Exercise requirements -> Copy each line that contains the string "JSON", taking them from the material.

Dataset ->
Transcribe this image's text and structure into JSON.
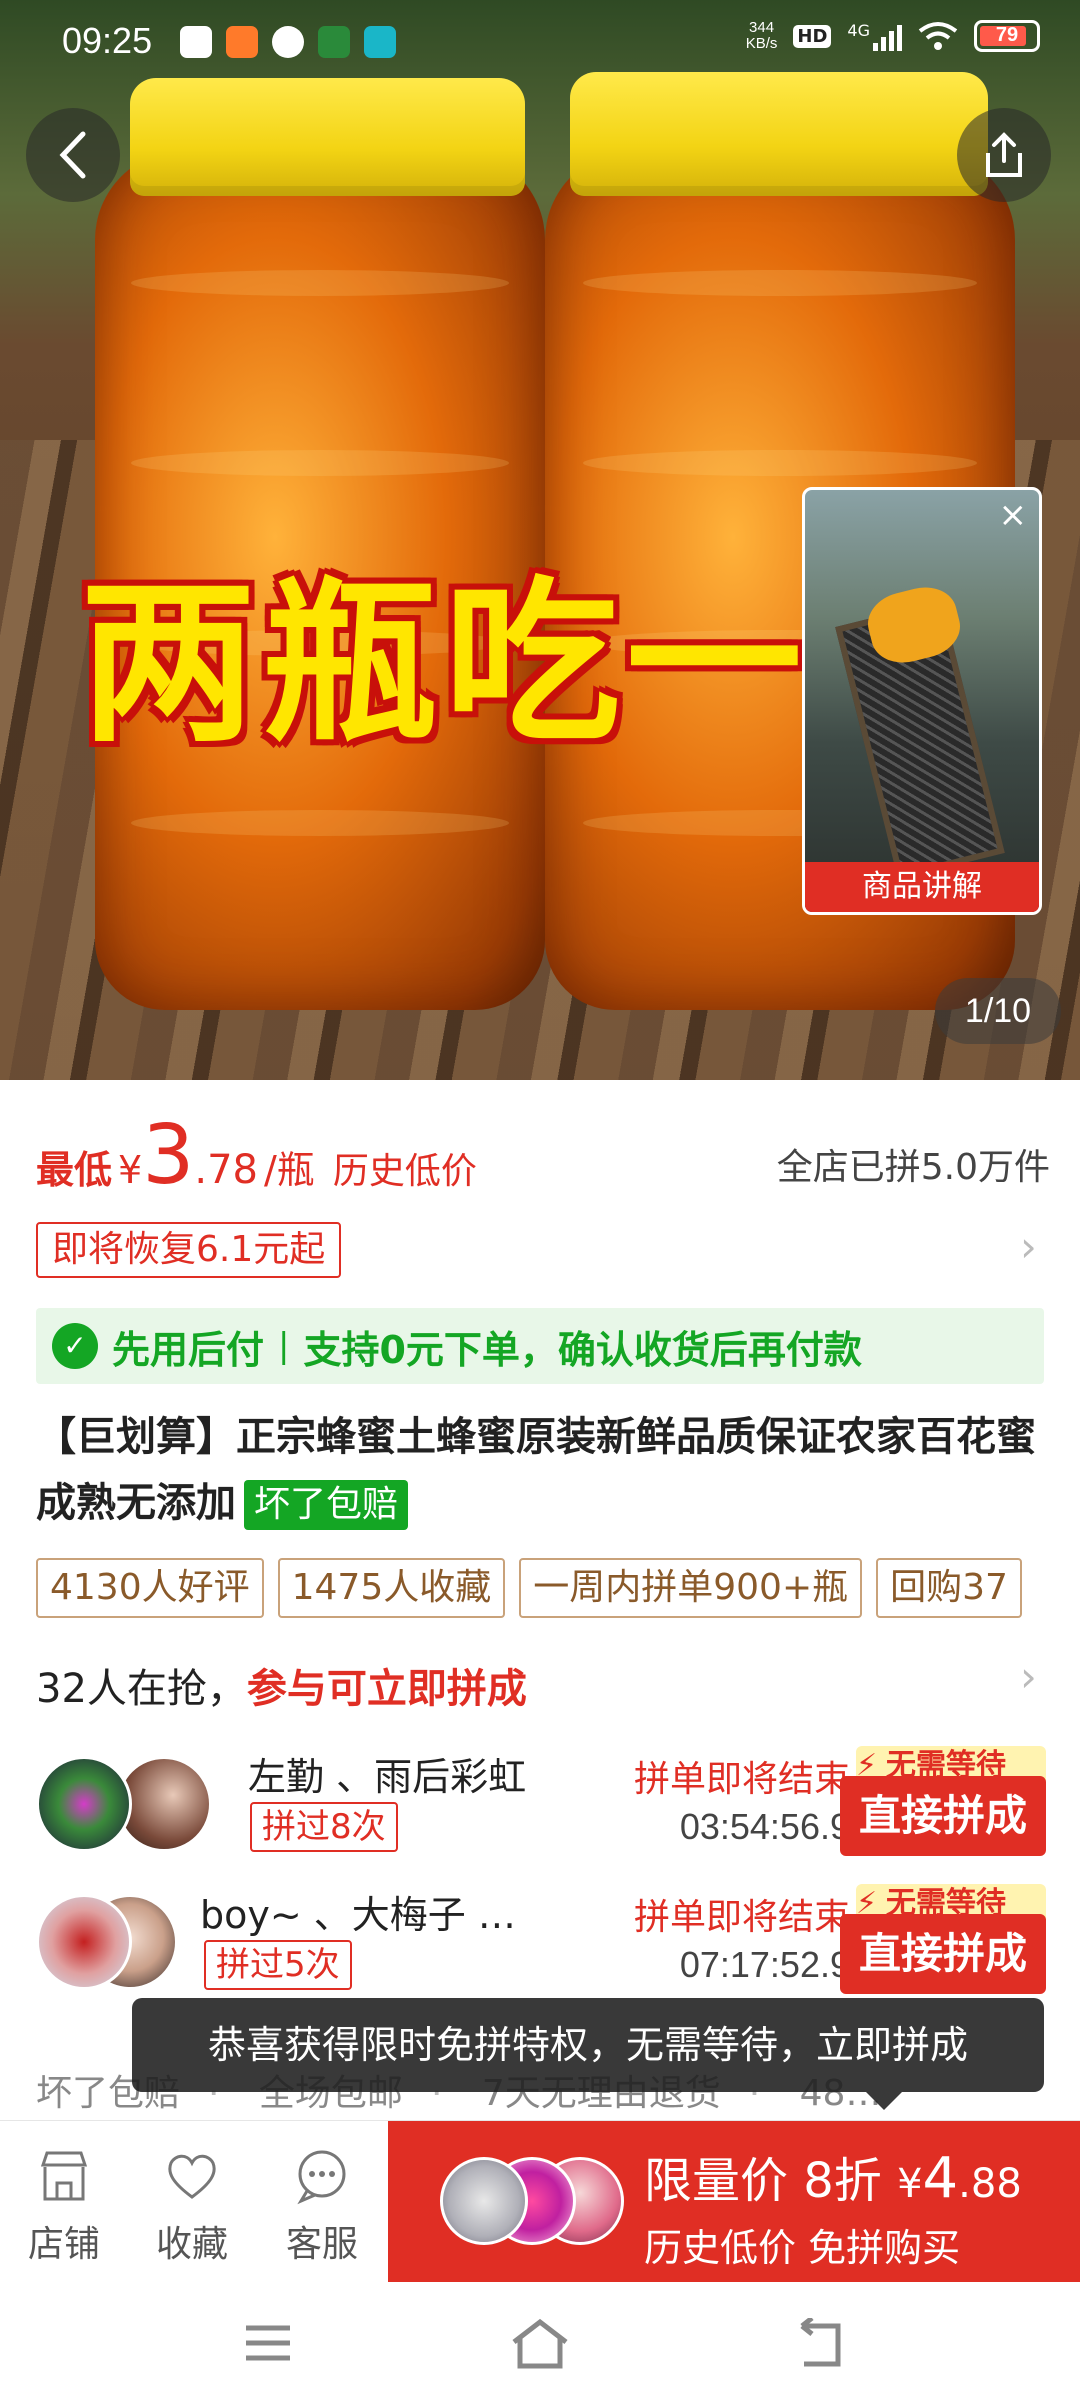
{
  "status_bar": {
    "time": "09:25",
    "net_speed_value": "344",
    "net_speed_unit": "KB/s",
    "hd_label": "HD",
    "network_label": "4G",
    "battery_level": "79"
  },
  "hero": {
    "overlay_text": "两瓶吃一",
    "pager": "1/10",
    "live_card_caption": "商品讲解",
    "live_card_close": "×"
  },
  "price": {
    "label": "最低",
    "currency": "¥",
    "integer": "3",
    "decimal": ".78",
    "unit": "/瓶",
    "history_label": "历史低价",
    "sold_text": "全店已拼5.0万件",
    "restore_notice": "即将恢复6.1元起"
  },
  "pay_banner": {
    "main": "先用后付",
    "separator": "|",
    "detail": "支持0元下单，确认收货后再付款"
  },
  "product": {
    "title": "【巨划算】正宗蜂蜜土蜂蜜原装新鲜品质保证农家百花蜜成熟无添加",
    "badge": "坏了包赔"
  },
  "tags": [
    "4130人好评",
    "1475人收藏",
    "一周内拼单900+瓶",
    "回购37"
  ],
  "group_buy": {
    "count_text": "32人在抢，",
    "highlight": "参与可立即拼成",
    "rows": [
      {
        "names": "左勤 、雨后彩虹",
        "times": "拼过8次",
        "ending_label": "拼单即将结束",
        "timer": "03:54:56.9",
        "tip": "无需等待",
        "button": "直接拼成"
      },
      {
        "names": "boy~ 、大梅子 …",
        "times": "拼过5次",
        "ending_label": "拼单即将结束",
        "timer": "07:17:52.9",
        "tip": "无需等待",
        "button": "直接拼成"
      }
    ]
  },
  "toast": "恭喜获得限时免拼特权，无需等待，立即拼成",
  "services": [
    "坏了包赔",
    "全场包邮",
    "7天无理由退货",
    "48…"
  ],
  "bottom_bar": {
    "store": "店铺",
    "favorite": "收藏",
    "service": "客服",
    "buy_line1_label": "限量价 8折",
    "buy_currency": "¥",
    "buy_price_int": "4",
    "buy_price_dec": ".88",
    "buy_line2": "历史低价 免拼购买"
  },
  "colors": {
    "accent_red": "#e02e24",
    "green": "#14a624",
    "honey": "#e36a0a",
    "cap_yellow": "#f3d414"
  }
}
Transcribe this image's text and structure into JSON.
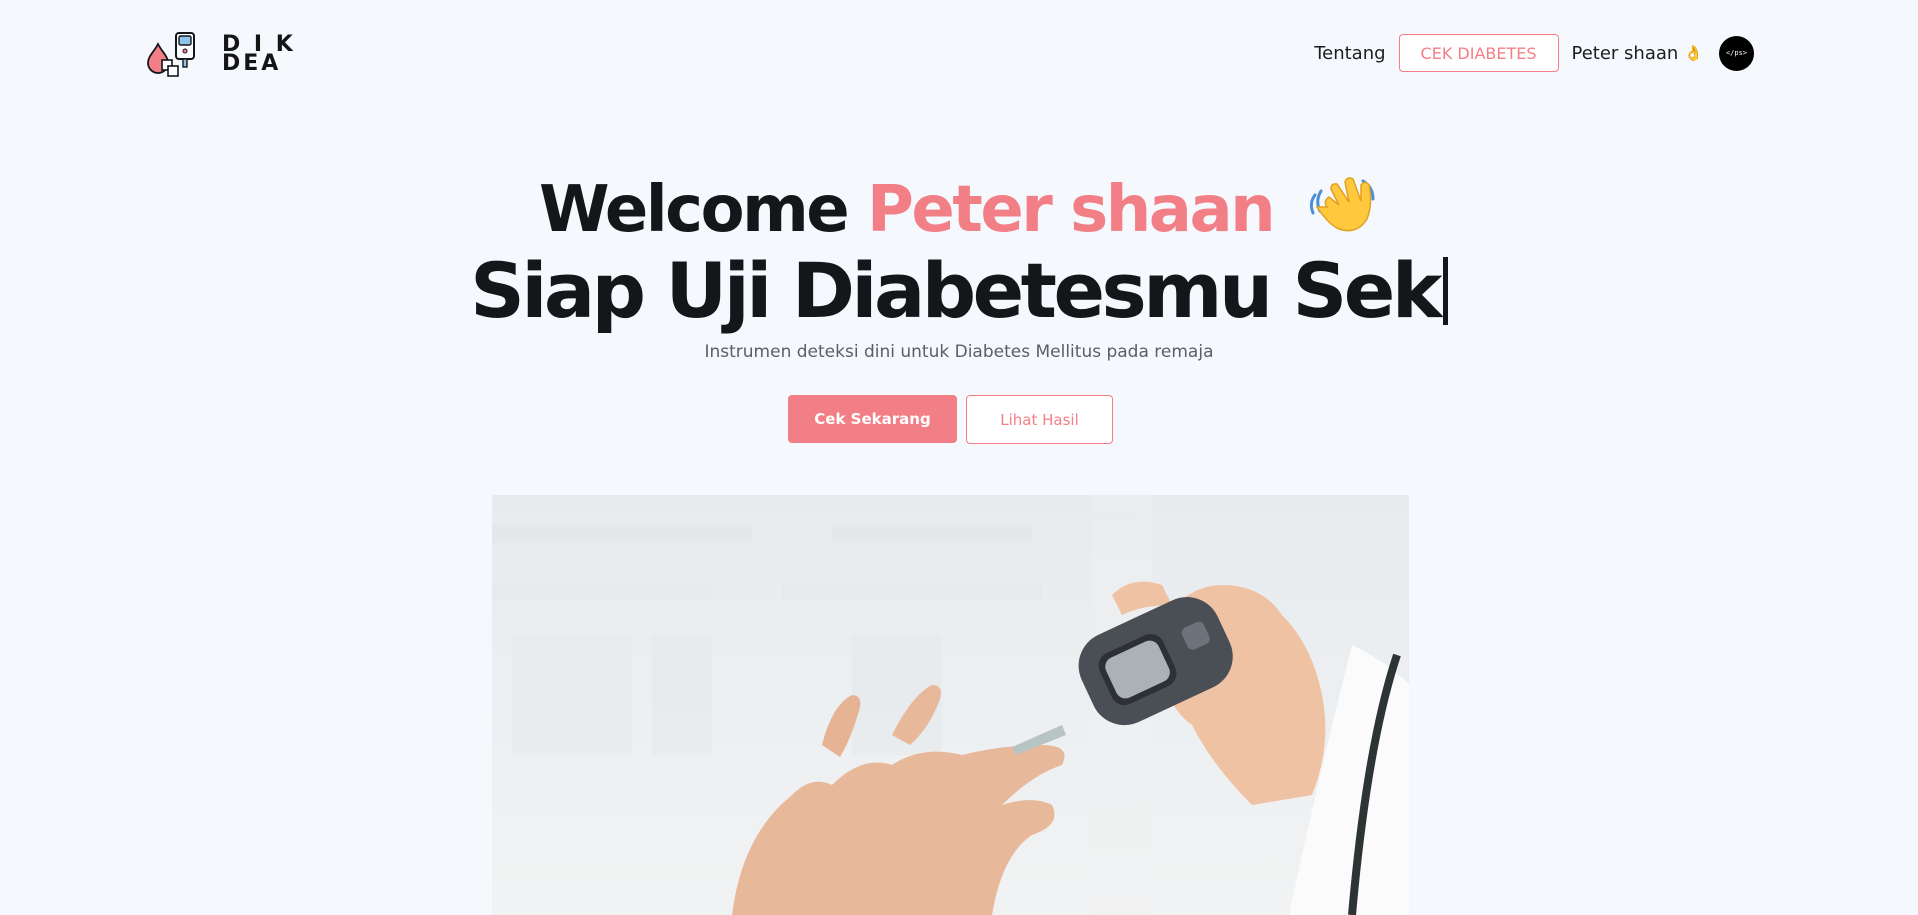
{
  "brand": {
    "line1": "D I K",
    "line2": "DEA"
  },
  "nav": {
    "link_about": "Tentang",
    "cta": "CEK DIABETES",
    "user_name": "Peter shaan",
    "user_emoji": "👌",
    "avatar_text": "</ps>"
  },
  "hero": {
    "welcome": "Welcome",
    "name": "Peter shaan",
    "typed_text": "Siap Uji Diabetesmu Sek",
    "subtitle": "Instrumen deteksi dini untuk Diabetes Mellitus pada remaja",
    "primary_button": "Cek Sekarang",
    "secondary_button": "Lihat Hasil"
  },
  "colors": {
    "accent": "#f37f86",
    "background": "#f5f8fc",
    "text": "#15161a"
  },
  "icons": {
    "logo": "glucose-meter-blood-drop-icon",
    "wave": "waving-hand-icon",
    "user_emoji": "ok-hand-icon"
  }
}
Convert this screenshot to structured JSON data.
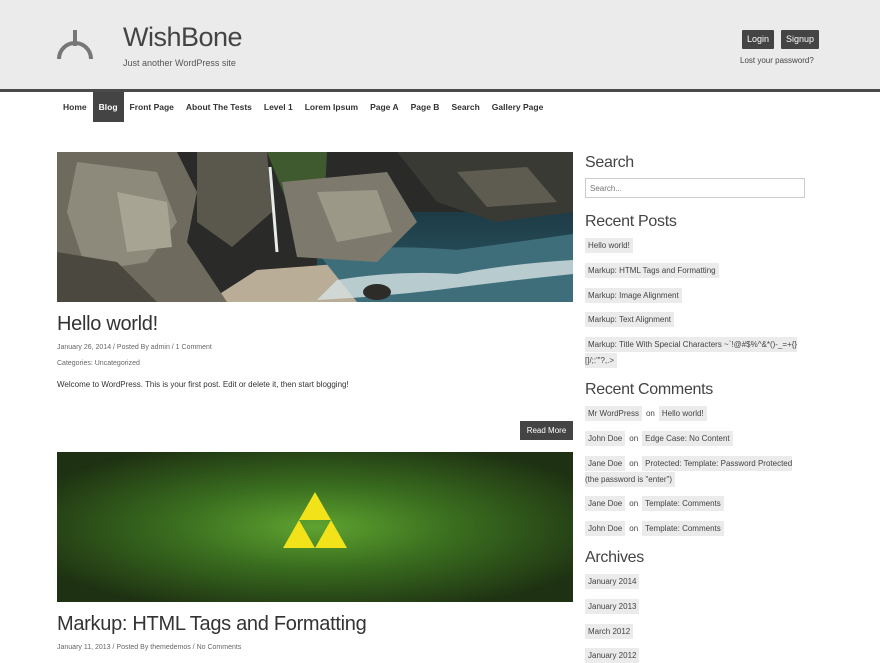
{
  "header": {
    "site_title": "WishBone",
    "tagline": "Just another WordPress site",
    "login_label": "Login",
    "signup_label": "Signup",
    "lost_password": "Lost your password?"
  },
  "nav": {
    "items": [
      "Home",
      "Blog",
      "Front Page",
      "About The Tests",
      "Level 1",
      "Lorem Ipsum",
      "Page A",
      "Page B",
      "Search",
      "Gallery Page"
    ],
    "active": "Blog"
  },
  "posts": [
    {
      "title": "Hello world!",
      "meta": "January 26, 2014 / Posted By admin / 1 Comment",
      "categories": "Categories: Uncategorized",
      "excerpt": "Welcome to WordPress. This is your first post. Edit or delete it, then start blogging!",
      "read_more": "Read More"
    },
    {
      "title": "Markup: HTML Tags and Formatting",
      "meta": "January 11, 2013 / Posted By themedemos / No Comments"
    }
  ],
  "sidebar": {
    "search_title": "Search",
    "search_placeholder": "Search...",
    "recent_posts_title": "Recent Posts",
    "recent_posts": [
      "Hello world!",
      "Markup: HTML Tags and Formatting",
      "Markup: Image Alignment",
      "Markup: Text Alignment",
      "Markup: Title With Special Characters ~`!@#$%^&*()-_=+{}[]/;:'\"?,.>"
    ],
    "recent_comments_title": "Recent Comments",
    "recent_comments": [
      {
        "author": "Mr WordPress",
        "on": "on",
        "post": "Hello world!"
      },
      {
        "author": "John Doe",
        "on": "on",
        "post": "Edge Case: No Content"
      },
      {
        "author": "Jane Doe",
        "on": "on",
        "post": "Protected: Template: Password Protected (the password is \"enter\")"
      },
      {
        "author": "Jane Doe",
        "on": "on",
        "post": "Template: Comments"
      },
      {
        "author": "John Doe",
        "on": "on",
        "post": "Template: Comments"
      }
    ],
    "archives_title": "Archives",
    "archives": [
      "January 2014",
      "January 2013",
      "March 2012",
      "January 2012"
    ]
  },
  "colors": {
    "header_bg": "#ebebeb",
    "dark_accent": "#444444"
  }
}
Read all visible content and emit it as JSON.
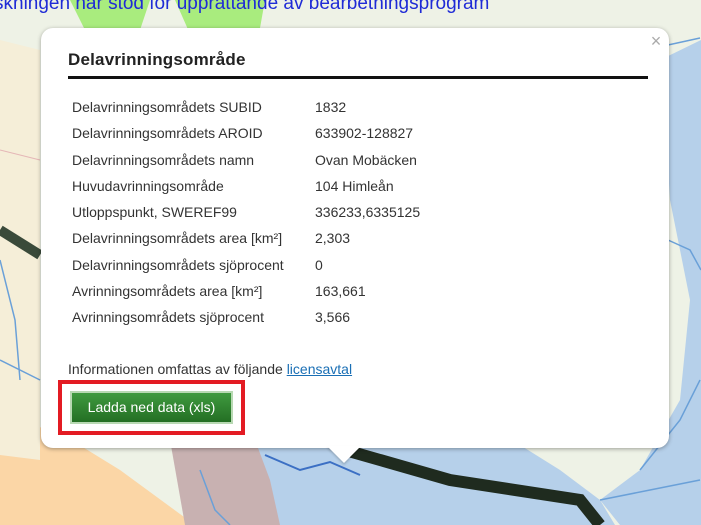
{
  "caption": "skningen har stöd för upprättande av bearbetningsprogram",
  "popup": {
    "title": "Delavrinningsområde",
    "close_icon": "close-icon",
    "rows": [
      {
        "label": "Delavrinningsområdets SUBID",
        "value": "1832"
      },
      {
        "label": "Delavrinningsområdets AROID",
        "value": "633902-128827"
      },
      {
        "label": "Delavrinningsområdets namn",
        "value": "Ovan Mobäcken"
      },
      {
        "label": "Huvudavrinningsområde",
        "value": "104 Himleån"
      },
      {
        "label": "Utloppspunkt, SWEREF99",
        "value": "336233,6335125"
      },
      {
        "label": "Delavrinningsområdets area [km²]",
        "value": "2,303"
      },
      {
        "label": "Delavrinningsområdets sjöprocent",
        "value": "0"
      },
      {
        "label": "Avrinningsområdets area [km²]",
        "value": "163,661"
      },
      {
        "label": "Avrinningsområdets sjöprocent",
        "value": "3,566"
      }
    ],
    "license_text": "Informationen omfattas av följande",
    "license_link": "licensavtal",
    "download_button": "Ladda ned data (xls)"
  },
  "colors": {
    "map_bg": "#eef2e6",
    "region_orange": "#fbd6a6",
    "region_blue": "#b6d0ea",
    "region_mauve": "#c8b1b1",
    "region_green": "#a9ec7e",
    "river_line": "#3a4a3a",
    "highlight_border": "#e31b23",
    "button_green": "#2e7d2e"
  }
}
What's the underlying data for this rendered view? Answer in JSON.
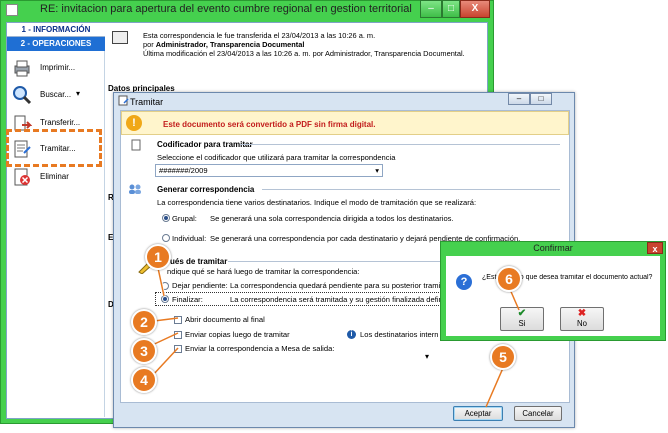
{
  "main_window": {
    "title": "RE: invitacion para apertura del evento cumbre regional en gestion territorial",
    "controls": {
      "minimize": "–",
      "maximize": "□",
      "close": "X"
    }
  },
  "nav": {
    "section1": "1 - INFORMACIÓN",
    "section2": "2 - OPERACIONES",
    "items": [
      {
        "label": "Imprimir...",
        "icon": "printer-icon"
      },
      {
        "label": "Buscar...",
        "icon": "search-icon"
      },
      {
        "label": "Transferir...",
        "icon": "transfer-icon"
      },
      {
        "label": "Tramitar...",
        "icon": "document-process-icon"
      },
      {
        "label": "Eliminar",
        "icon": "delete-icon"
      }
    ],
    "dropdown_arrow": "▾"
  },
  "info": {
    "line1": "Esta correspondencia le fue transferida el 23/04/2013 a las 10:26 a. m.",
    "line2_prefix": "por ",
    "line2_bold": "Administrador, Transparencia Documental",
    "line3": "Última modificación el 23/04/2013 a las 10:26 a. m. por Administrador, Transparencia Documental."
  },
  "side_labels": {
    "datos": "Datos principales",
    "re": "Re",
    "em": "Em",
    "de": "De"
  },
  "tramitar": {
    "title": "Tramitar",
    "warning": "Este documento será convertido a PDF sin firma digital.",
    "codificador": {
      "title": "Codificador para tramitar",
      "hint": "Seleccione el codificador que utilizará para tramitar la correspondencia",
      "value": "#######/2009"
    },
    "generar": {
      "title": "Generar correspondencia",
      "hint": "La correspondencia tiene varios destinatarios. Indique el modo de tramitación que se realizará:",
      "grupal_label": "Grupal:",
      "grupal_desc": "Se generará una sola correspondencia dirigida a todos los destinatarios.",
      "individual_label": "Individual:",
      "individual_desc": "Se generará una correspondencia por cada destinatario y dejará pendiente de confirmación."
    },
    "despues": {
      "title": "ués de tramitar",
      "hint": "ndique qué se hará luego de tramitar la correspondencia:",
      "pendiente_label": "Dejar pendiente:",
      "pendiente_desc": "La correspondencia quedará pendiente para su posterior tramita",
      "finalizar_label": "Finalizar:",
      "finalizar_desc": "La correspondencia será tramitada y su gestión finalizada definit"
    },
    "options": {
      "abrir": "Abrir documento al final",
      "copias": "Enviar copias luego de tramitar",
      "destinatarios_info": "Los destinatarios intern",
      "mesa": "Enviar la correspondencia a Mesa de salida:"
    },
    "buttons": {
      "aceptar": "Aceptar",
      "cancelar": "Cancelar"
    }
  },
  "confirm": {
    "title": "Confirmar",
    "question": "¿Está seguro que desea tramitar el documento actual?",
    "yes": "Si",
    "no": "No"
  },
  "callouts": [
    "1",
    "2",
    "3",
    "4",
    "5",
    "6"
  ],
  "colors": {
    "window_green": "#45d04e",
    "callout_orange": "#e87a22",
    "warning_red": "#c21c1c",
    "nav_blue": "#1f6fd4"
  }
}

Answer space ->
Transcribe this image's text and structure into JSON.
Transcribe this image's text and structure into JSON.
Convert this screenshot to structured JSON data.
Read all visible content and emit it as JSON.
What's the underlying data for this rendered view? Answer in JSON.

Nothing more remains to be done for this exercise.